An edgier, darker 'Murder Club' returns
By Mike Hughes
Gannett News Service
By Mike Hughes
As Hollywood scurried into its post-strike flurry, something was missing.
What about ABC's "Women's Murder Club?" After doing fairly well on Fridays, it had simply disappeared.
"We were beating everyone on that night," says Angie Harmon, who stars. "Then the rug was pulled out."
Now — after a six-month absence — the show is back tomorrow. It borrows a better night (Tuesdays) for three episodes that should determine its future.
Those three hours offer a shift in approach, says James Patterson, whose novels launched the series.
"They're more dramatic," he says. "There are stronger stories. There are no slow parts."
Harmon agreed. "The shows are a lot edgier, a lot darker."
That may make it similar to the cop shows that are already successful. The trick is also to keep what makes this unique: Four women huddle in secret to solve murders.
"Women tend to be a lot more collaborative," Patterson says. "Men go into a meeting and say, 'I've got the solution.' Women say, 'What do you think?' "
His view of this comes from his earliest days.
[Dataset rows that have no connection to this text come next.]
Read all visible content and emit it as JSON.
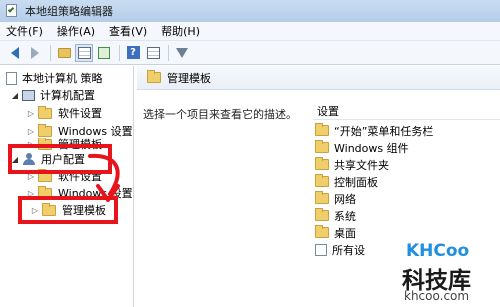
{
  "window": {
    "title": "本地组策略编辑器"
  },
  "menu": [
    "文件(F)",
    "操作(A)",
    "查看(V)",
    "帮助(H)"
  ],
  "toolbar": {
    "icons": [
      "back-arrow-icon",
      "forward-arrow-icon",
      "up-folder-icon",
      "show-hide-tree-icon",
      "export-list-icon",
      "help-icon",
      "view-icon",
      "filter-icon"
    ]
  },
  "tree": {
    "root": "本地计算机 策略",
    "computer_config": "计算机配置",
    "software_settings_1": "软件设置",
    "windows_settings_1": "Windows 设置",
    "admin_templates_1": "管理模板",
    "user_config": "用户配置",
    "software_settings_2": "软件设置",
    "windows_settings_2": "Windows 设置",
    "admin_templates_2": "管理模板"
  },
  "right": {
    "header": "管理模板",
    "description": "选择一个项目来查看它的描述。",
    "column_header": "设置",
    "items": [
      "“开始”菜单和任务栏",
      "Windows 组件",
      "共享文件夹",
      "控制面板",
      "网络",
      "系统",
      "桌面",
      "所有设"
    ]
  },
  "watermark": {
    "brand": "KHCoo",
    "name": "科技库",
    "domain": "khcoo.com"
  },
  "colors": {
    "highlight": "#e8141c",
    "watermark_blue": "#1f8fe0"
  }
}
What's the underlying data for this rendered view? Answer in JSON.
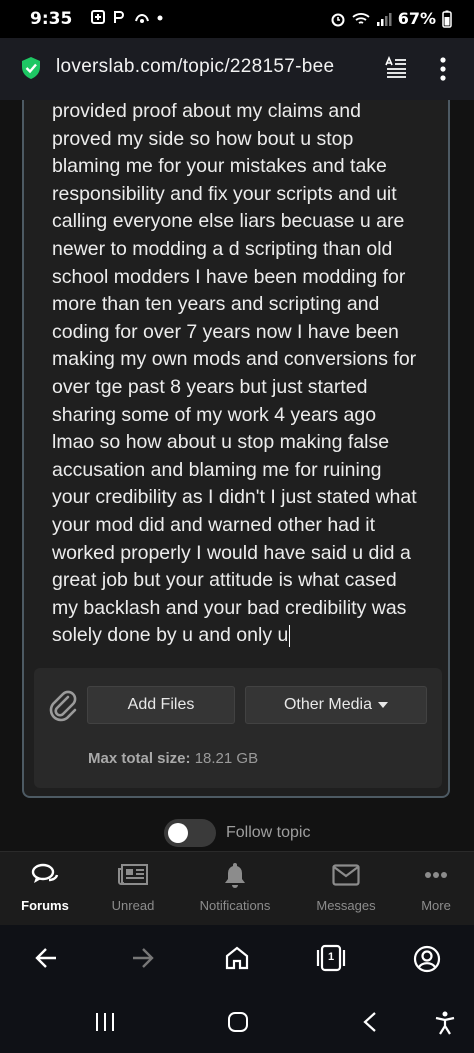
{
  "status_bar": {
    "time": "9:35",
    "battery": "67%"
  },
  "url_bar": {
    "url": "loverslab.com/topic/228157-bee"
  },
  "editor": {
    "text_lines": [
      "provided proof about my claims and",
      "proved my side so how bout u stop",
      "blaming me for your mistakes and take",
      "responsibility and fix your scripts and uit",
      "calling everyone else liars becuase u are",
      "newer to modding a d scripting than old",
      "school modders I have been modding for",
      "more than ten years and scripting and",
      "coding for over 7 years now I have been",
      "making my own mods and conversions for",
      "over tge past 8 years but just started",
      "sharing some of my work 4 years ago",
      "lmao so how about u stop making false",
      "accusation and blaming me for ruining",
      "your credibility as I didn't I just stated what",
      "your mod did and warned other had it",
      "worked properly I would have said u did a",
      "great job but your attitude is what cased",
      "my backlash and your bad credibility was",
      "solely done by u and only u"
    ]
  },
  "attachments": {
    "add_files_label": "Add Files",
    "other_media_label": "Other Media",
    "max_size_label": "Max total size:",
    "max_size_value": "18.21 GB"
  },
  "follow": {
    "label": "Follow topic",
    "enabled": false
  },
  "bottom_nav": {
    "items": [
      {
        "label": "Forums",
        "icon": "forums-icon",
        "active": true
      },
      {
        "label": "Unread",
        "icon": "newspaper-icon",
        "active": false
      },
      {
        "label": "Notifications",
        "icon": "bell-icon",
        "active": false
      },
      {
        "label": "Messages",
        "icon": "envelope-icon",
        "active": false
      },
      {
        "label": "More",
        "icon": "more-dots-icon",
        "active": false
      }
    ]
  },
  "browser_toolbar": {
    "tab_count": "1"
  }
}
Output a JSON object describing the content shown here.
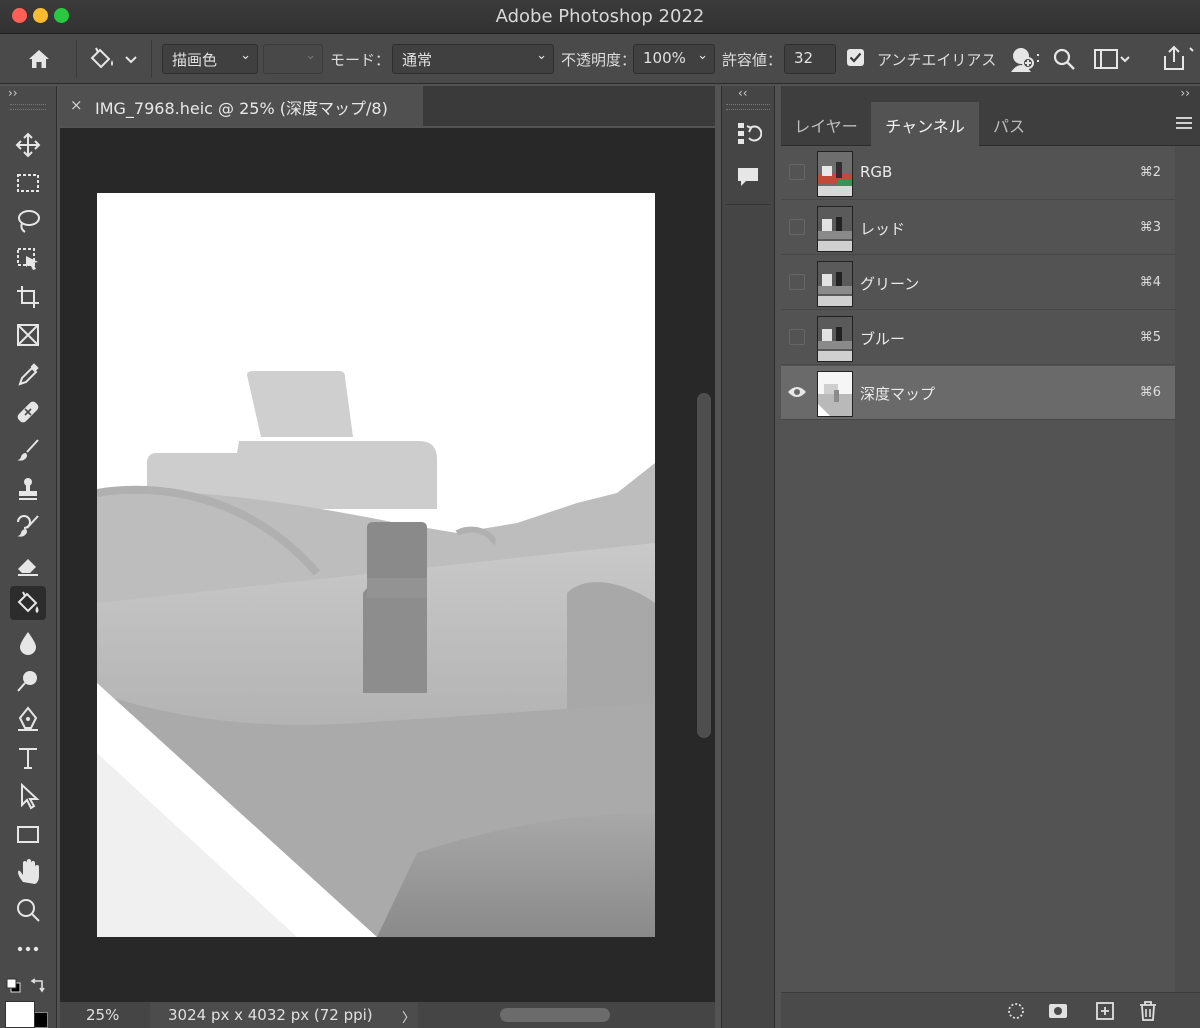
{
  "app": {
    "title": "Adobe Photoshop 2022"
  },
  "options_bar": {
    "fill_source": "描画色",
    "mode_label": "モード：",
    "mode_value": "通常",
    "opacity_label": "不透明度：",
    "opacity_value": "100%",
    "tolerance_label": "許容値：",
    "tolerance_value": "32",
    "antialias_label": "アンチエイリアス",
    "antialias_checked": true
  },
  "document": {
    "tab_title": "IMG_7968.heic @ 25% (深度マップ/8)",
    "close_glyph": "×"
  },
  "status_bar": {
    "zoom": "25%",
    "doc_info": "3024 px x 4032 px (72 ppi)",
    "arrow": "〉"
  },
  "panel": {
    "tabs": [
      {
        "label": "レイヤー",
        "active": false
      },
      {
        "label": "チャンネル",
        "active": true
      },
      {
        "label": "パス",
        "active": false
      }
    ],
    "channels": [
      {
        "name": "RGB",
        "shortcut": "⌘2",
        "visible": false,
        "selected": false
      },
      {
        "name": "レッド",
        "shortcut": "⌘3",
        "visible": false,
        "selected": false
      },
      {
        "name": "グリーン",
        "shortcut": "⌘4",
        "visible": false,
        "selected": false
      },
      {
        "name": "ブルー",
        "shortcut": "⌘5",
        "visible": false,
        "selected": false
      },
      {
        "name": "深度マップ",
        "shortcut": "⌘6",
        "visible": true,
        "selected": true
      }
    ]
  },
  "tools": [
    "move-tool",
    "marquee-tool",
    "lasso-tool",
    "object-select-tool",
    "crop-tool",
    "frame-tool",
    "eyedropper-tool",
    "healing-tool",
    "brush-tool",
    "stamp-tool",
    "history-brush-tool",
    "eraser-tool",
    "paint-bucket-tool",
    "blur-tool",
    "dodge-tool",
    "pen-tool",
    "type-tool",
    "path-select-tool",
    "rectangle-tool",
    "hand-tool",
    "zoom-tool",
    "more-tools"
  ],
  "active_tool": "paint-bucket-tool",
  "colors": {
    "foreground": "#ffffff",
    "background": "#000000",
    "accent": "#e8e8e8"
  }
}
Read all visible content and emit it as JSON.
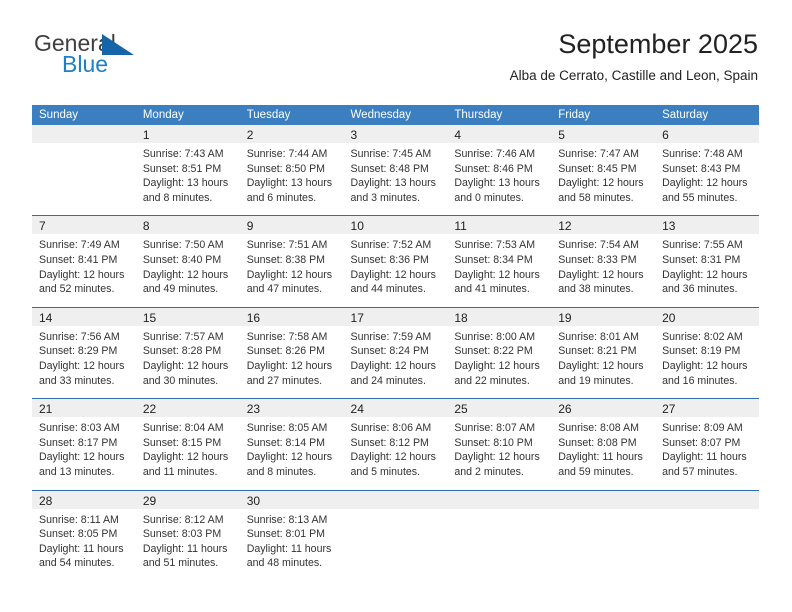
{
  "brand": {
    "name_part1": "General",
    "name_part2": "Blue",
    "triangle_color": "#1565a8",
    "blue_color": "#1f7ec4"
  },
  "header": {
    "title": "September 2025",
    "subtitle": "Alba de Cerrato, Castille and Leon, Spain"
  },
  "theme": {
    "header_blue": "#3b7fc0",
    "row_divider_blue": "#2f6fb0",
    "daynum_background": "#efefef"
  },
  "calendar": {
    "weekday_headers": [
      "Sunday",
      "Monday",
      "Tuesday",
      "Wednesday",
      "Thursday",
      "Friday",
      "Saturday"
    ],
    "weeks": [
      [
        {
          "day": "",
          "sunrise": "",
          "sunset": "",
          "daylight": ""
        },
        {
          "day": "1",
          "sunrise": "Sunrise: 7:43 AM",
          "sunset": "Sunset: 8:51 PM",
          "daylight": "Daylight: 13 hours and 8 minutes."
        },
        {
          "day": "2",
          "sunrise": "Sunrise: 7:44 AM",
          "sunset": "Sunset: 8:50 PM",
          "daylight": "Daylight: 13 hours and 6 minutes."
        },
        {
          "day": "3",
          "sunrise": "Sunrise: 7:45 AM",
          "sunset": "Sunset: 8:48 PM",
          "daylight": "Daylight: 13 hours and 3 minutes."
        },
        {
          "day": "4",
          "sunrise": "Sunrise: 7:46 AM",
          "sunset": "Sunset: 8:46 PM",
          "daylight": "Daylight: 13 hours and 0 minutes."
        },
        {
          "day": "5",
          "sunrise": "Sunrise: 7:47 AM",
          "sunset": "Sunset: 8:45 PM",
          "daylight": "Daylight: 12 hours and 58 minutes."
        },
        {
          "day": "6",
          "sunrise": "Sunrise: 7:48 AM",
          "sunset": "Sunset: 8:43 PM",
          "daylight": "Daylight: 12 hours and 55 minutes."
        }
      ],
      [
        {
          "day": "7",
          "sunrise": "Sunrise: 7:49 AM",
          "sunset": "Sunset: 8:41 PM",
          "daylight": "Daylight: 12 hours and 52 minutes."
        },
        {
          "day": "8",
          "sunrise": "Sunrise: 7:50 AM",
          "sunset": "Sunset: 8:40 PM",
          "daylight": "Daylight: 12 hours and 49 minutes."
        },
        {
          "day": "9",
          "sunrise": "Sunrise: 7:51 AM",
          "sunset": "Sunset: 8:38 PM",
          "daylight": "Daylight: 12 hours and 47 minutes."
        },
        {
          "day": "10",
          "sunrise": "Sunrise: 7:52 AM",
          "sunset": "Sunset: 8:36 PM",
          "daylight": "Daylight: 12 hours and 44 minutes."
        },
        {
          "day": "11",
          "sunrise": "Sunrise: 7:53 AM",
          "sunset": "Sunset: 8:34 PM",
          "daylight": "Daylight: 12 hours and 41 minutes."
        },
        {
          "day": "12",
          "sunrise": "Sunrise: 7:54 AM",
          "sunset": "Sunset: 8:33 PM",
          "daylight": "Daylight: 12 hours and 38 minutes."
        },
        {
          "day": "13",
          "sunrise": "Sunrise: 7:55 AM",
          "sunset": "Sunset: 8:31 PM",
          "daylight": "Daylight: 12 hours and 36 minutes."
        }
      ],
      [
        {
          "day": "14",
          "sunrise": "Sunrise: 7:56 AM",
          "sunset": "Sunset: 8:29 PM",
          "daylight": "Daylight: 12 hours and 33 minutes."
        },
        {
          "day": "15",
          "sunrise": "Sunrise: 7:57 AM",
          "sunset": "Sunset: 8:28 PM",
          "daylight": "Daylight: 12 hours and 30 minutes."
        },
        {
          "day": "16",
          "sunrise": "Sunrise: 7:58 AM",
          "sunset": "Sunset: 8:26 PM",
          "daylight": "Daylight: 12 hours and 27 minutes."
        },
        {
          "day": "17",
          "sunrise": "Sunrise: 7:59 AM",
          "sunset": "Sunset: 8:24 PM",
          "daylight": "Daylight: 12 hours and 24 minutes."
        },
        {
          "day": "18",
          "sunrise": "Sunrise: 8:00 AM",
          "sunset": "Sunset: 8:22 PM",
          "daylight": "Daylight: 12 hours and 22 minutes."
        },
        {
          "day": "19",
          "sunrise": "Sunrise: 8:01 AM",
          "sunset": "Sunset: 8:21 PM",
          "daylight": "Daylight: 12 hours and 19 minutes."
        },
        {
          "day": "20",
          "sunrise": "Sunrise: 8:02 AM",
          "sunset": "Sunset: 8:19 PM",
          "daylight": "Daylight: 12 hours and 16 minutes."
        }
      ],
      [
        {
          "day": "21",
          "sunrise": "Sunrise: 8:03 AM",
          "sunset": "Sunset: 8:17 PM",
          "daylight": "Daylight: 12 hours and 13 minutes."
        },
        {
          "day": "22",
          "sunrise": "Sunrise: 8:04 AM",
          "sunset": "Sunset: 8:15 PM",
          "daylight": "Daylight: 12 hours and 11 minutes."
        },
        {
          "day": "23",
          "sunrise": "Sunrise: 8:05 AM",
          "sunset": "Sunset: 8:14 PM",
          "daylight": "Daylight: 12 hours and 8 minutes."
        },
        {
          "day": "24",
          "sunrise": "Sunrise: 8:06 AM",
          "sunset": "Sunset: 8:12 PM",
          "daylight": "Daylight: 12 hours and 5 minutes."
        },
        {
          "day": "25",
          "sunrise": "Sunrise: 8:07 AM",
          "sunset": "Sunset: 8:10 PM",
          "daylight": "Daylight: 12 hours and 2 minutes."
        },
        {
          "day": "26",
          "sunrise": "Sunrise: 8:08 AM",
          "sunset": "Sunset: 8:08 PM",
          "daylight": "Daylight: 11 hours and 59 minutes."
        },
        {
          "day": "27",
          "sunrise": "Sunrise: 8:09 AM",
          "sunset": "Sunset: 8:07 PM",
          "daylight": "Daylight: 11 hours and 57 minutes."
        }
      ],
      [
        {
          "day": "28",
          "sunrise": "Sunrise: 8:11 AM",
          "sunset": "Sunset: 8:05 PM",
          "daylight": "Daylight: 11 hours and 54 minutes."
        },
        {
          "day": "29",
          "sunrise": "Sunrise: 8:12 AM",
          "sunset": "Sunset: 8:03 PM",
          "daylight": "Daylight: 11 hours and 51 minutes."
        },
        {
          "day": "30",
          "sunrise": "Sunrise: 8:13 AM",
          "sunset": "Sunset: 8:01 PM",
          "daylight": "Daylight: 11 hours and 48 minutes."
        },
        {
          "day": "",
          "sunrise": "",
          "sunset": "",
          "daylight": ""
        },
        {
          "day": "",
          "sunrise": "",
          "sunset": "",
          "daylight": ""
        },
        {
          "day": "",
          "sunrise": "",
          "sunset": "",
          "daylight": ""
        },
        {
          "day": "",
          "sunrise": "",
          "sunset": "",
          "daylight": ""
        }
      ]
    ]
  }
}
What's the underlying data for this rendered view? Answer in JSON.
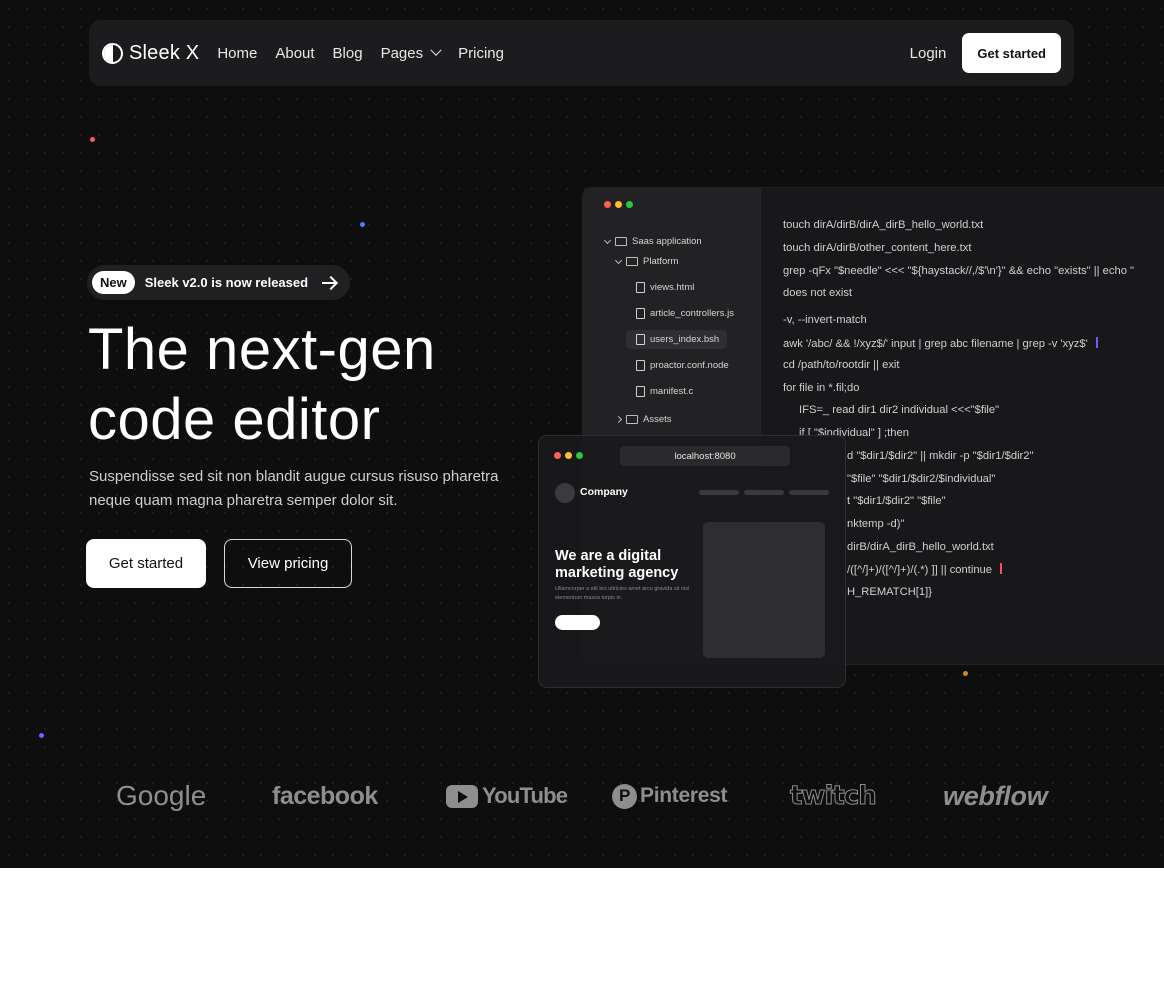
{
  "nav": {
    "logo_text": "Sleek X",
    "links": [
      {
        "label": "Home"
      },
      {
        "label": "About"
      },
      {
        "label": "Blog"
      },
      {
        "label": "Pages"
      },
      {
        "label": "Pricing"
      }
    ],
    "login_label": "Login",
    "cta_label": "Get started"
  },
  "hero": {
    "badge_pill": "New",
    "badge_text": "Sleek v2.0 is now released",
    "headline_line1": "The next-gen",
    "headline_line2": "code editor",
    "subtext": "Suspendisse sed sit non blandit augue cursus risuso pharetra neque quam magna pharetra semper dolor sit.",
    "primary_button": "Get started",
    "secondary_button": "View pricing"
  },
  "editor": {
    "tree": [
      {
        "label": "Saas application",
        "type": "folder"
      },
      {
        "label": "Platform",
        "type": "folder"
      },
      {
        "label": "views.html",
        "type": "file"
      },
      {
        "label": "article_controllers.js",
        "type": "file"
      },
      {
        "label": "users_index.bsh",
        "type": "file",
        "selected": true
      },
      {
        "label": "proactor.conf.node",
        "type": "file"
      },
      {
        "label": "manifest.c",
        "type": "file"
      },
      {
        "label": "Assets",
        "type": "folder"
      }
    ],
    "code": [
      "touch dirA/dirB/dirA_dirB_hello_world.txt",
      "touch dirA/dirB/other_content_here.txt",
      "grep -qFx \"$needle\" <<< \"${haystack//,/$'\\n'}\" && echo \"exists\" || echo \"",
      "does not exist",
      "-v, --invert-match",
      "awk '/abc/ && !/xyz$/' input | grep abc filename | grep -v 'xyz$'",
      "cd /path/to/rootdir || exit",
      "for file in *.fil;do",
      "IFS=_ read dir1 dir2 individual <<<\"$file\"",
      "if [ \"$individual\" ] ;then",
      "d \"$dir1/$dir2\" || mkdir -p \"$dir1/$dir2\"",
      "\"$file\" \"$dir1/$dir2/$individual\"",
      "t \"$dir1/$dir2\" \"$file\"",
      "nktemp -d)\"",
      "dirB/dirA_dirB_hello_world.txt",
      "/([^/]+)/([^/]+)/(.*) ]] || continue",
      "H_REMATCH[1]}"
    ],
    "cursor_colors": [
      "#6b5cff",
      "#ff4d55"
    ]
  },
  "browser": {
    "url": "localhost:8080",
    "company": "Company",
    "title": "We are a digital marketing agency",
    "sub": "Ullamcorper a elit leo ultricies amet arcu gravida sit nisi elementum massa turpis in."
  },
  "logos": [
    {
      "name": "Google"
    },
    {
      "name": "facebook"
    },
    {
      "name": "YouTube"
    },
    {
      "name": "Pinterest"
    },
    {
      "name": "twitch"
    },
    {
      "name": "webflow"
    }
  ],
  "colors": {
    "background": "#0e0e0f",
    "traffic_red": "#ff5f57",
    "traffic_yellow": "#febc2e",
    "traffic_green": "#28c840"
  }
}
Growing up in Newburgh, N.Y. — where both parents were newspaper reporters — Patterson was surrounded by women. This was his grandmother's house; also there were his three sisters and an aunt.
Patterson has written plenty of male characters — including his Alex Cross series — but he wanted one featuring women. Lindsay Boxer (Harmon) is a tough police detective who secretly huddles with an assistant district attorney, a medical examiner and a reporter.
That last one is a bit of a stretch, he granted. "I just thought it would be fun to include a journalist. And I don't think it would be impossible."
These people care intensely about their work — but will often turn the subject to someone's life and love.
Harmon says that's one of the things that attracted her. She played a tough prosecutor on "Law & Order," but this character also has a life.
"I really like 'Law & Order' and I miss all of the people I worked with there," she says. "(But) once you get it down, there is no acting required."
In "Women's Murder Club," a lot is required. Lindsay is great at work, but botches life.
"I think it's like that for a lot of us," Patterson says. "If you spend a lot of time at one thing, you're not so good at something else."
Occasionally, people might grasp both. Harmon is thriving in her career and is married to Jason Sehorn, a retired defensive back who's now a TV football analyst; they have two young daughters.
She's returned to 14-hour workdays for the three key episodes of "Women's Murder Club."
Even before the strike, says Patterson (one of the show's producers), there was talk that the crime stories should be improved. "I always felt that, from Day 1."
After the strike, ABC announced the return of other shows, but not "Murder." It put Robert Nathan, a former "Law & Order" producer, in charge and ordered only the three-episode sampling.
Then filming resumed, at TV speed. "It's a lot of fun, because it happens so fast," Patterson says.